▶ _Work to complete_:
Every line of the listing is returned unchanged, and every picture is dropped.

BEGIN

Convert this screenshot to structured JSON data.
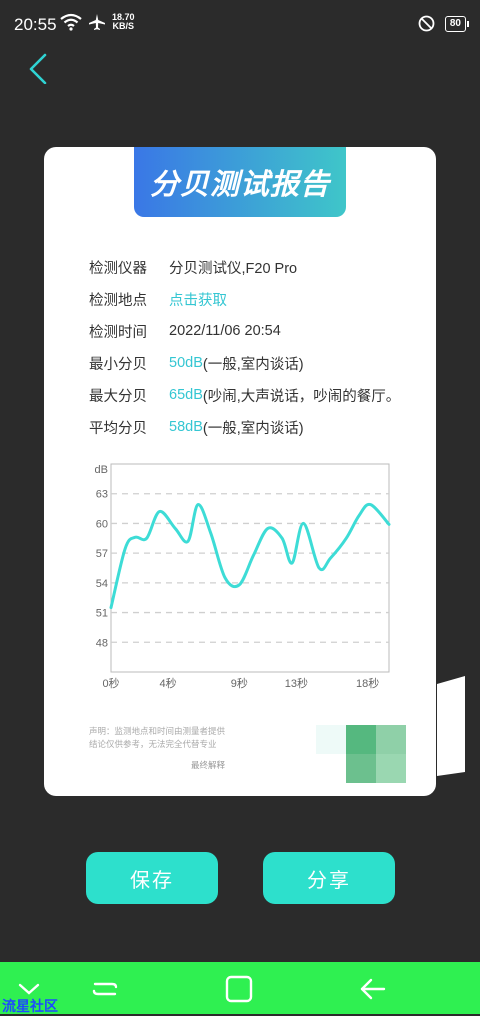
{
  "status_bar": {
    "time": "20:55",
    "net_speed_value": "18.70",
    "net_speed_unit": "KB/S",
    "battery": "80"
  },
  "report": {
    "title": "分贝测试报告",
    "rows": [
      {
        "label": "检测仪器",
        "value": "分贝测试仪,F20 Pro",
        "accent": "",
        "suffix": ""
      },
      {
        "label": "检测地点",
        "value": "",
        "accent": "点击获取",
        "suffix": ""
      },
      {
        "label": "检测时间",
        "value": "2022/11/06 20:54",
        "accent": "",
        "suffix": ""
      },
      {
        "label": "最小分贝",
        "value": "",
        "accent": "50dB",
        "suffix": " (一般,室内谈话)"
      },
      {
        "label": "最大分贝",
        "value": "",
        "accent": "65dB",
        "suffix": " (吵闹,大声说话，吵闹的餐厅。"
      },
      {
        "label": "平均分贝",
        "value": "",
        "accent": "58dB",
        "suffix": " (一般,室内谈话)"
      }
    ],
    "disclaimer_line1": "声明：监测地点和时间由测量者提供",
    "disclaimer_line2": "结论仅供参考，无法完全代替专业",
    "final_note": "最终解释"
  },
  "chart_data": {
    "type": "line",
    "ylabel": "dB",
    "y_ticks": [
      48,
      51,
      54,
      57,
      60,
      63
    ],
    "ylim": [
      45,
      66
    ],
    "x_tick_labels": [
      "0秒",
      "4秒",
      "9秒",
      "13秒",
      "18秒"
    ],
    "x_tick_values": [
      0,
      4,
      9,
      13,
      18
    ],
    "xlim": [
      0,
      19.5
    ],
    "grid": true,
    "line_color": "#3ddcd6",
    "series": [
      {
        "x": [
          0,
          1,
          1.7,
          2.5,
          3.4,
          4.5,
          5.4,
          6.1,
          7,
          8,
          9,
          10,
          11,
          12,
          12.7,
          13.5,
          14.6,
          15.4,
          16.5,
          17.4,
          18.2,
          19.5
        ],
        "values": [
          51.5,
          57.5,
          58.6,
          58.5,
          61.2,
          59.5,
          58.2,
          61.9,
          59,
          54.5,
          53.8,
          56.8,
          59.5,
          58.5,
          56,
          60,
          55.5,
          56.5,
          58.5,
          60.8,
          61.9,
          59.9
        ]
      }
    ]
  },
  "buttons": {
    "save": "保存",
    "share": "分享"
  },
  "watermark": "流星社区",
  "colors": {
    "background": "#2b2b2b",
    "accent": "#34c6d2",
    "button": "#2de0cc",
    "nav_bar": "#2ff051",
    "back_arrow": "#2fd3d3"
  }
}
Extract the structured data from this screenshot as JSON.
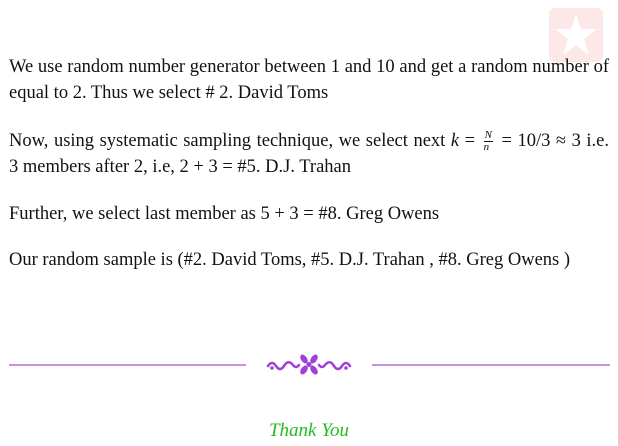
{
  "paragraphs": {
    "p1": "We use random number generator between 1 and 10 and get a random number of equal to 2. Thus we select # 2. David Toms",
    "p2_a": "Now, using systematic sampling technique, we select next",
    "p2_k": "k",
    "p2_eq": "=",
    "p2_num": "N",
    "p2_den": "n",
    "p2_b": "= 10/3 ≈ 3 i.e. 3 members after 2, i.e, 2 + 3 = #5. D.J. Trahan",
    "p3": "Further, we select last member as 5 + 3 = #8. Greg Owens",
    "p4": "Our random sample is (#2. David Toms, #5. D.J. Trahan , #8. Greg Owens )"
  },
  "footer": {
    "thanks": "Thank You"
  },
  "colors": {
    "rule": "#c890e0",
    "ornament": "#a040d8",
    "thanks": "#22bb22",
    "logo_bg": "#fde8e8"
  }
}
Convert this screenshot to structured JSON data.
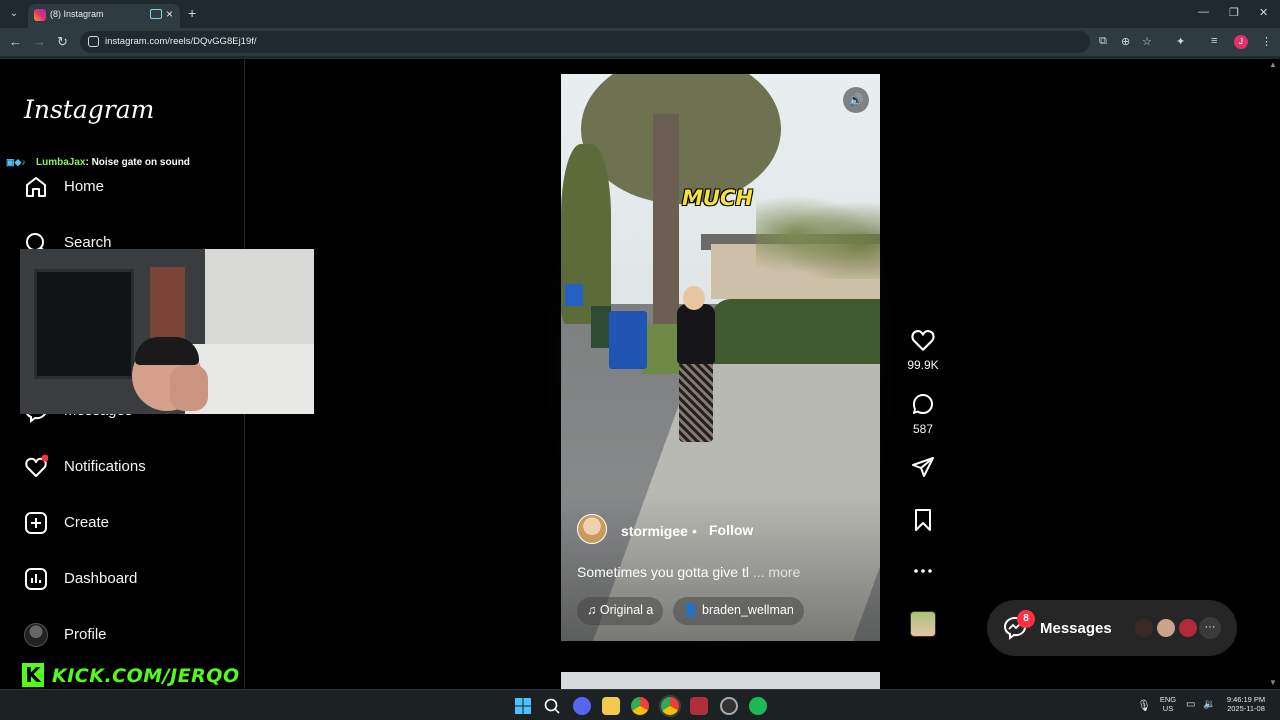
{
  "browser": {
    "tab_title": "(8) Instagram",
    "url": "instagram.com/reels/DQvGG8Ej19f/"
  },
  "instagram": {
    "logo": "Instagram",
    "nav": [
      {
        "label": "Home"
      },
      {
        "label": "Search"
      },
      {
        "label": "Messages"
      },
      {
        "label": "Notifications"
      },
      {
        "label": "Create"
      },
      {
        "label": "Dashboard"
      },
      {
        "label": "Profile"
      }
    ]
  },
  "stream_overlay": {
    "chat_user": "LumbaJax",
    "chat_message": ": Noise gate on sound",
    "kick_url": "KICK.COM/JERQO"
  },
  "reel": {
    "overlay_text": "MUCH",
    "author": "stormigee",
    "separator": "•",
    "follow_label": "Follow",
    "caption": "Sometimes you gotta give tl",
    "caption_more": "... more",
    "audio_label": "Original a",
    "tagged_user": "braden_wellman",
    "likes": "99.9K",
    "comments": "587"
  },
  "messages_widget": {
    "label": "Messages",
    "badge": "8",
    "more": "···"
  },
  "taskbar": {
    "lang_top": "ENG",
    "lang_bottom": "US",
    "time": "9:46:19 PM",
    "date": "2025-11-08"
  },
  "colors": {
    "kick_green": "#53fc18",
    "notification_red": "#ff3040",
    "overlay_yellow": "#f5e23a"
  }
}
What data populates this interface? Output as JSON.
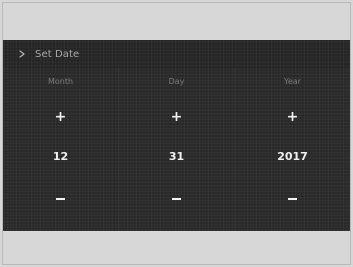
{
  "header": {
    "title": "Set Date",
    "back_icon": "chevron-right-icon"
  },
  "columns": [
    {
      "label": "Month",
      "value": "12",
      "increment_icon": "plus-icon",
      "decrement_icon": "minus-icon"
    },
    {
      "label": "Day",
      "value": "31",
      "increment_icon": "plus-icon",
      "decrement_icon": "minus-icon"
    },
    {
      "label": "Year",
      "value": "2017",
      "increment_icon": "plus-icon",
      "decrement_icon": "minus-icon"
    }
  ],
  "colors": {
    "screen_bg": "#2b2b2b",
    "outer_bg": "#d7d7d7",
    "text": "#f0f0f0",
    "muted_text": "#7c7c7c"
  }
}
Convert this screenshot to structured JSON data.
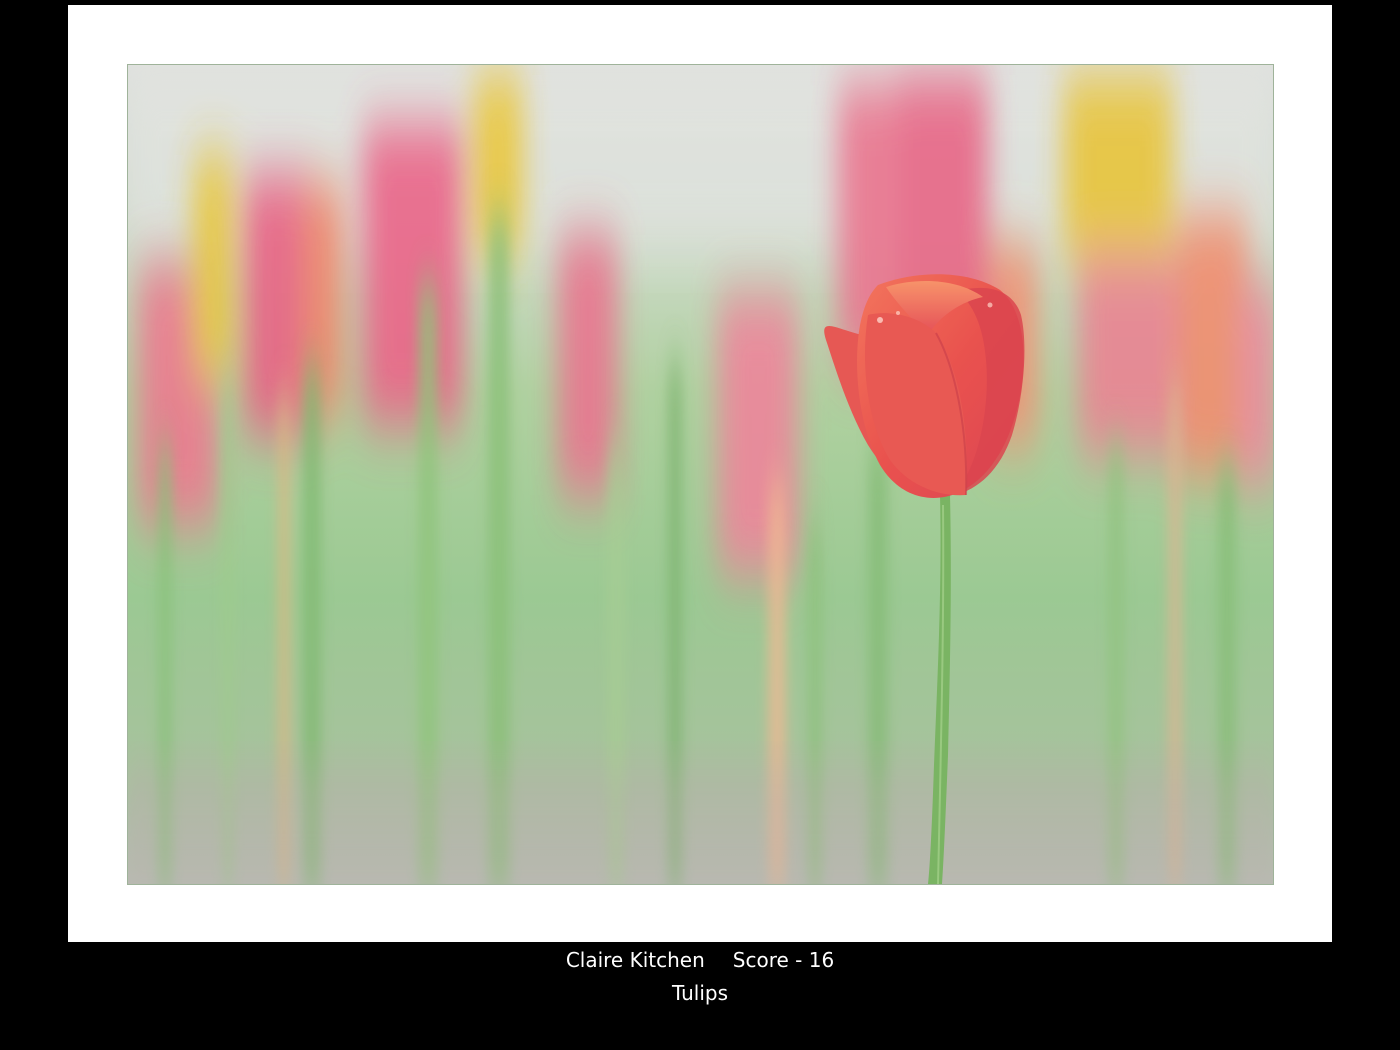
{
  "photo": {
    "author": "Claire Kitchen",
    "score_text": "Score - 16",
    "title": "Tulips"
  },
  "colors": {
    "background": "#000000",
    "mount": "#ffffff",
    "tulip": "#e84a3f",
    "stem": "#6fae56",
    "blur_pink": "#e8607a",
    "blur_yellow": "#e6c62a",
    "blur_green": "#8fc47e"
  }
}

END

▶ _Expected answer_:
Convert this screenshot to structured JSON data.
{
  "status_bar": {
    "time": "20:55",
    "net_speed_value": "18.70",
    "net_speed_unit": "KB/S",
    "battery": "80"
  },
  "report": {
    "title": "分贝测试报告",
    "rows": [
      {
        "label": "检测仪器",
        "value": "分贝测试仪,F20 Pro",
        "accent": "",
        "suffix": ""
      },
      {
        "label": "检测地点",
        "value": "",
        "accent": "点击获取",
        "suffix": ""
      },
      {
        "label": "检测时间",
        "value": "2022/11/06 20:54",
        "accent": "",
        "suffix": ""
      },
      {
        "label": "最小分贝",
        "value": "",
        "accent": "50dB",
        "suffix": " (一般,室内谈话)"
      },
      {
        "label": "最大分贝",
        "value": "",
        "accent": "65dB",
        "suffix": " (吵闹,大声说话，吵闹的餐厅。"
      },
      {
        "label": "平均分贝",
        "value": "",
        "accent": "58dB",
        "suffix": " (一般,室内谈话)"
      }
    ],
    "disclaimer_line1": "声明：监测地点和时间由测量者提供",
    "disclaimer_line2": "结论仅供参考，无法完全代替专业",
    "final_note": "最终解释"
  },
  "chart_data": {
    "type": "line",
    "ylabel": "dB",
    "y_ticks": [
      48,
      51,
      54,
      57,
      60,
      63
    ],
    "ylim": [
      45,
      66
    ],
    "x_tick_labels": [
      "0秒",
      "4秒",
      "9秒",
      "13秒",
      "18秒"
    ],
    "x_tick_values": [
      0,
      4,
      9,
      13,
      18
    ],
    "xlim": [
      0,
      19.5
    ],
    "grid": true,
    "line_color": "#3ddcd6",
    "series": [
      {
        "x": [
          0,
          1,
          1.7,
          2.5,
          3.4,
          4.5,
          5.4,
          6.1,
          7,
          8,
          9,
          10,
          11,
          12,
          12.7,
          13.5,
          14.6,
          15.4,
          16.5,
          17.4,
          18.2,
          19.5
        ],
        "values": [
          51.5,
          57.5,
          58.6,
          58.5,
          61.2,
          59.5,
          58.2,
          61.9,
          59,
          54.5,
          53.8,
          56.8,
          59.5,
          58.5,
          56,
          60,
          55.5,
          56.5,
          58.5,
          60.8,
          61.9,
          59.9
        ]
      }
    ]
  },
  "buttons": {
    "save": "保存",
    "share": "分享"
  },
  "watermark": "流星社区",
  "colors": {
    "background": "#2b2b2b",
    "accent": "#34c6d2",
    "button": "#2de0cc",
    "nav_bar": "#2ff051",
    "back_arrow": "#2fd3d3"
  }
}
Extract the structured data from this screenshot as JSON.
{
  "paragraphs": {
    "p1": "We use random number generator between 1 and 10 and get a random number of equal to 2. Thus we select # 2. David Toms",
    "p2_a": "Now, using systematic sampling technique, we select next",
    "p2_k": "k",
    "p2_eq": "=",
    "p2_num": "N",
    "p2_den": "n",
    "p2_b": "= 10/3 ≈ 3 i.e. 3 members after 2, i.e, 2 + 3 = #5. D.J. Trahan",
    "p3": "Further, we select last member as 5 + 3 = #8. Greg Owens",
    "p4": "Our random sample is (#2. David Toms, #5. D.J. Trahan , #8. Greg Owens )"
  },
  "footer": {
    "thanks": "Thank You"
  },
  "colors": {
    "rule": "#c890e0",
    "ornament": "#a040d8",
    "thanks": "#22bb22",
    "logo_bg": "#fde8e8"
  }
}
Convert this screenshot to structured JSON data.
{
  "browser": {
    "tab_title": "(8) Instagram",
    "url": "instagram.com/reels/DQvGG8Ej19f/"
  },
  "instagram": {
    "logo": "Instagram",
    "nav": [
      {
        "label": "Home"
      },
      {
        "label": "Search"
      },
      {
        "label": "Messages"
      },
      {
        "label": "Notifications"
      },
      {
        "label": "Create"
      },
      {
        "label": "Dashboard"
      },
      {
        "label": "Profile"
      }
    ]
  },
  "stream_overlay": {
    "chat_user": "LumbaJax",
    "chat_message": ": Noise gate on sound",
    "kick_url": "KICK.COM/JERQO"
  },
  "reel": {
    "overlay_text": "MUCH",
    "author": "stormigee",
    "separator": "•",
    "follow_label": "Follow",
    "caption": "Sometimes you gotta give tl",
    "caption_more": "... more",
    "audio_label": "Original a",
    "tagged_user": "braden_wellman",
    "likes": "99.9K",
    "comments": "587"
  },
  "messages_widget": {
    "label": "Messages",
    "badge": "8",
    "more": "···"
  },
  "taskbar": {
    "lang_top": "ENG",
    "lang_bottom": "US",
    "time": "9:46:19 PM",
    "date": "2025-11-08"
  },
  "colors": {
    "kick_green": "#53fc18",
    "notification_red": "#ff3040",
    "overlay_yellow": "#f5e23a"
  }
}
What data populates this interface? Output as JSON.
{
  "header": {
    "title": "Set Date",
    "back_icon": "chevron-right-icon"
  },
  "columns": [
    {
      "label": "Month",
      "value": "12",
      "increment_icon": "plus-icon",
      "decrement_icon": "minus-icon"
    },
    {
      "label": "Day",
      "value": "31",
      "increment_icon": "plus-icon",
      "decrement_icon": "minus-icon"
    },
    {
      "label": "Year",
      "value": "2017",
      "increment_icon": "plus-icon",
      "decrement_icon": "minus-icon"
    }
  ],
  "colors": {
    "screen_bg": "#2b2b2b",
    "outer_bg": "#d7d7d7",
    "text": "#f0f0f0",
    "muted_text": "#7c7c7c"
  }
}
Convert this screenshot to structured JSON data.
{
  "photo": {
    "author": "Claire Kitchen",
    "score_text": "Score - 16",
    "title": "Tulips"
  },
  "colors": {
    "background": "#000000",
    "mount": "#ffffff",
    "tulip": "#e84a3f",
    "stem": "#6fae56",
    "blur_pink": "#e8607a",
    "blur_yellow": "#e6c62a",
    "blur_green": "#8fc47e"
  }
}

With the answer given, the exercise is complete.